The US Department of Homeland Security may be complaining that encryption is interfering with their attempts to eavesdrop on criminals and terrorists -- but they're not the only ones inconvenienced.
Enterprise security may also be hampered by ubiquitous encryption because it makes it harder to spot when sensitive data is leaving the company, or when malware is communicating with its command and control servers.
Cloud-based email services, online storage sites, and other cloud application providers have already begun encrypting traffic. Even social networks are encrypting traffic. And, recently, Firefox experimented with expanding encryption to more and more of the Web.
According to a recent report from Dell, the amount of encrypted traffic through corporate firewalls has doubled over the past year and now accounts for 60 percent of all communications.
But not all corporations are prepared for the day when all traffic in and out of their networks is encrypted.
Fortunately, while there isn't much the DHS and the NSA can do to stem the spread of encryption, there are steps that enterprises can take to ensure that encryption is benefiting them and not their enemies.
The latest smart firewalls can decrypt and monitor both incoming and outgoing traffic, helping companies with both data loss prevention and malware control.
Time for firewall upgrades
Ubiquitous encryption will most affect enterprises running older firewalls and data loss prevention solutions.
"If browsers start encrypting everything, it will make spotting malicious traffic harder," said Jeremy Scott, senior research analyst at Solutionary.
Security analysts need to be able to see traffic in order to see whether sensitive data is being exfiltrated or malware is being downloaded.
"By protecting the traffic from prying eyes, it also prevents detection of malicious activity by watchful eyes," said Scott.
Jeremy Scott, senior research analyst at Solutionary
Legacy systems are already effectively blind to 60 percent of all traffic, said John Gordineer, director of product marketing for network security at Dell.
"This is definitely a big issue," said John Pirc, chief strategy officer and co-founder at security vendor Bricata.
However, solutions are already on the market, in the form of web proxies and other security devices that provide a decryption method that allows the security appliance to inspect encrypted traffic.
In the past, systems that decrypted and analyzed traffic may have had a performance impact on communications, Pirc said.
"You need to buy dedicated devices that do SSL offload," he said.
Another option is cloud-based Web application firewalls, though these require that enterprises give up their SSL keys to an outside vendor.
Rogue encryption a big red flag
But a proxy can't always decrypt all traffic in and out of a company.
For example, employees using their own encryption programs, unsanctioned by the enterprise, can still encrypt documents before sending them out to cloud storage, to file sharing sites, to their personal email accounts, or to untrustworthy third parties.
And malware programs that use encryption to hide malicious traffic aren't likely to share keys with enterprise firewalls.
But even if this traffic can't be decrypted, the very existence of unsanctioned encrypted traffic is a warning sign, said Bryan Simon, SANS Certified Instructor at SANS Institute and president and CEO of Xploit Security.
"The proxy knows when it can't read the traffic," he said. "That's an indicator of a bad connection."
In addition, malware might not even know that it's supposed to go through the proxy, he added.
"If you have continuous networking monitoring in your environment, you can tell if your clients are launching legitimate SSL connections versus malware," he said.
Of course, malware writers will adapt, he added.
"The adversary will use what they can," he said. "If they can't do encryption, they'll go plain text.
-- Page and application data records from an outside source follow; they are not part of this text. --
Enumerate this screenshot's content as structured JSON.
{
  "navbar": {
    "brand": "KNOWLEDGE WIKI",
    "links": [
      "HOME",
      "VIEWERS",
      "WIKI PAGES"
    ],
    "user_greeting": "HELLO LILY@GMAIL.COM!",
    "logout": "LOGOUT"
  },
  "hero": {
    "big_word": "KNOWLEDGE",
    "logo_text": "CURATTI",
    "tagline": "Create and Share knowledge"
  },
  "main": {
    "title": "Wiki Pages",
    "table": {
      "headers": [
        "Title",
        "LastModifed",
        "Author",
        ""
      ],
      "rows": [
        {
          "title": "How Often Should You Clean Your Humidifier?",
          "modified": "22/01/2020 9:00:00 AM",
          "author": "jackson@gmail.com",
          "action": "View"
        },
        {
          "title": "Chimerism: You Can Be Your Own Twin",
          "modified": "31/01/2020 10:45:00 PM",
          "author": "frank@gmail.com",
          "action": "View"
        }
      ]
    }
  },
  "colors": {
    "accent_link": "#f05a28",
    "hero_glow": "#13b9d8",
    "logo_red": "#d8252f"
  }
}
They don't care. They're that brazen."
Next section: Monitor traffic destinations -- and origins